_Exercise goal_
Exactly as written, please repeat the data that follows, but not the pictures.

(Entries from a dataset of interfaces)
======
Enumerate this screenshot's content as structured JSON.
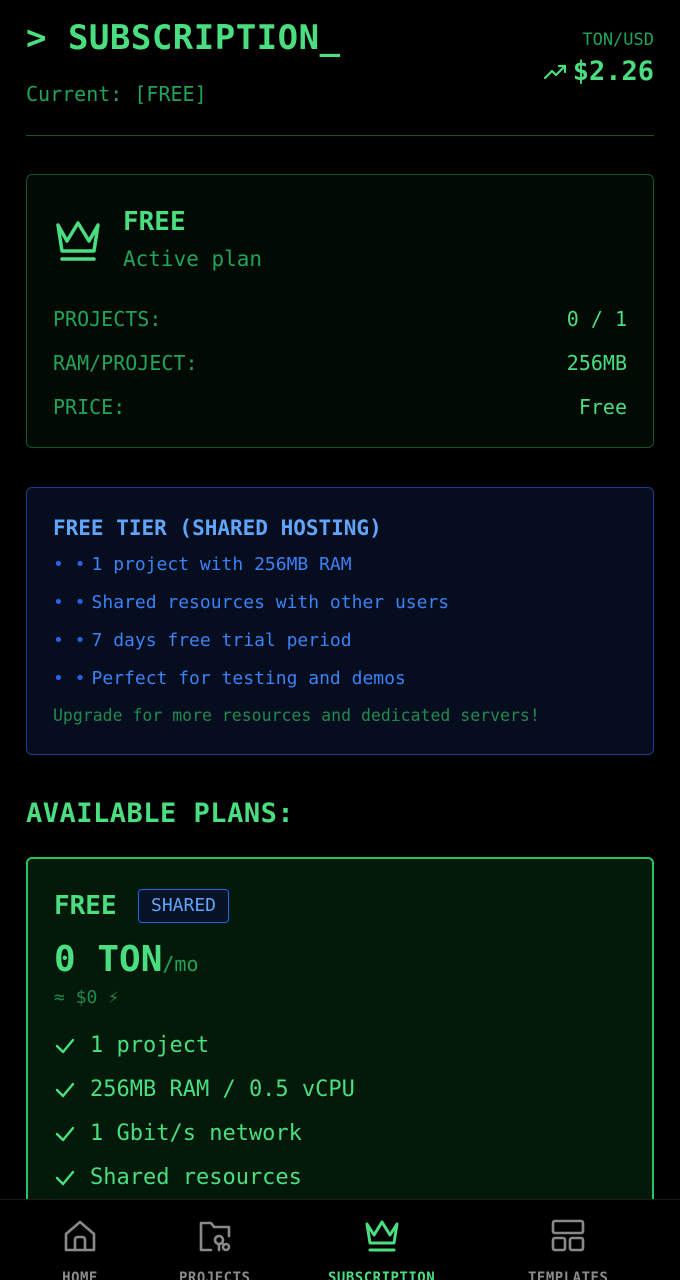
{
  "header": {
    "title": "> SUBSCRIPTION_",
    "current": "Current: [FREE]",
    "rate_label": "TON/USD",
    "rate_value": "$2.26",
    "rate_icon": "trending-up-icon"
  },
  "current_plan": {
    "icon": "crown-icon",
    "name": "FREE",
    "subtitle": "Active plan",
    "rows": [
      {
        "label": "PROJECTS:",
        "value": "0 / 1"
      },
      {
        "label": "RAM/PROJECT:",
        "value": "256MB"
      },
      {
        "label": "PRICE:",
        "value": "Free"
      }
    ]
  },
  "info": {
    "title": "FREE TIER (SHARED HOSTING)",
    "bullets": [
      {
        "dots": "• •",
        "text": "1 project with 256MB RAM"
      },
      {
        "dots": "• •",
        "text": "Shared resources with other users"
      },
      {
        "dots": "• •",
        "text": "7 days free trial period"
      },
      {
        "dots": "• •",
        "text": "Perfect for testing and demos"
      }
    ],
    "note": "Upgrade for more resources and dedicated servers!"
  },
  "plans_title": "AVAILABLE PLANS:",
  "plan": {
    "name": "FREE",
    "badge": "SHARED",
    "price": "0 TON",
    "per": "/mo",
    "usd": "≈ $0 ⚡",
    "features": [
      "1 project",
      "256MB RAM / 0.5 vCPU",
      "1 Gbit/s network",
      "Shared resources"
    ]
  },
  "nav": {
    "items": [
      {
        "label": "HOME",
        "icon": "home-icon"
      },
      {
        "label": "PROJECTS",
        "icon": "projects-folder-icon"
      },
      {
        "label": "SUBSCRIPTION",
        "icon": "crown-icon"
      },
      {
        "label": "TEMPLATES",
        "icon": "templates-icon"
      }
    ],
    "active": "SUBSCRIPTION"
  },
  "colors": {
    "background": "#000000",
    "accent_green": "#4ade80",
    "dim_green": "#22a35a",
    "accent_blue": "#60a5fa",
    "nav_inactive": "#8a8a8a"
  }
}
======
_Written response_
Enumerate this screenshot's content as structured JSON.
{
  "header": {
    "title": "> SUBSCRIPTION_",
    "current": "Current: [FREE]",
    "rate_label": "TON/USD",
    "rate_value": "$2.26",
    "rate_icon": "trending-up-icon"
  },
  "current_plan": {
    "icon": "crown-icon",
    "name": "FREE",
    "subtitle": "Active plan",
    "rows": [
      {
        "label": "PROJECTS:",
        "value": "0 / 1"
      },
      {
        "label": "RAM/PROJECT:",
        "value": "256MB"
      },
      {
        "label": "PRICE:",
        "value": "Free"
      }
    ]
  },
  "info": {
    "title": "FREE TIER (SHARED HOSTING)",
    "bullets": [
      {
        "dots": "• •",
        "text": "1 project with 256MB RAM"
      },
      {
        "dots": "• •",
        "text": "Shared resources with other users"
      },
      {
        "dots": "• •",
        "text": "7 days free trial period"
      },
      {
        "dots": "• •",
        "text": "Perfect for testing and demos"
      }
    ],
    "note": "Upgrade for more resources and dedicated servers!"
  },
  "plans_title": "AVAILABLE PLANS:",
  "plan": {
    "name": "FREE",
    "badge": "SHARED",
    "price": "0 TON",
    "per": "/mo",
    "usd": "≈ $0 ⚡",
    "features": [
      "1 project",
      "256MB RAM / 0.5 vCPU",
      "1 Gbit/s network",
      "Shared resources"
    ]
  },
  "nav": {
    "items": [
      {
        "label": "HOME",
        "icon": "home-icon"
      },
      {
        "label": "PROJECTS",
        "icon": "projects-folder-icon"
      },
      {
        "label": "SUBSCRIPTION",
        "icon": "crown-icon"
      },
      {
        "label": "TEMPLATES",
        "icon": "templates-icon"
      }
    ],
    "active": "SUBSCRIPTION"
  },
  "colors": {
    "background": "#000000",
    "accent_green": "#4ade80",
    "dim_green": "#22a35a",
    "accent_blue": "#60a5fa",
    "nav_inactive": "#8a8a8a"
  }
}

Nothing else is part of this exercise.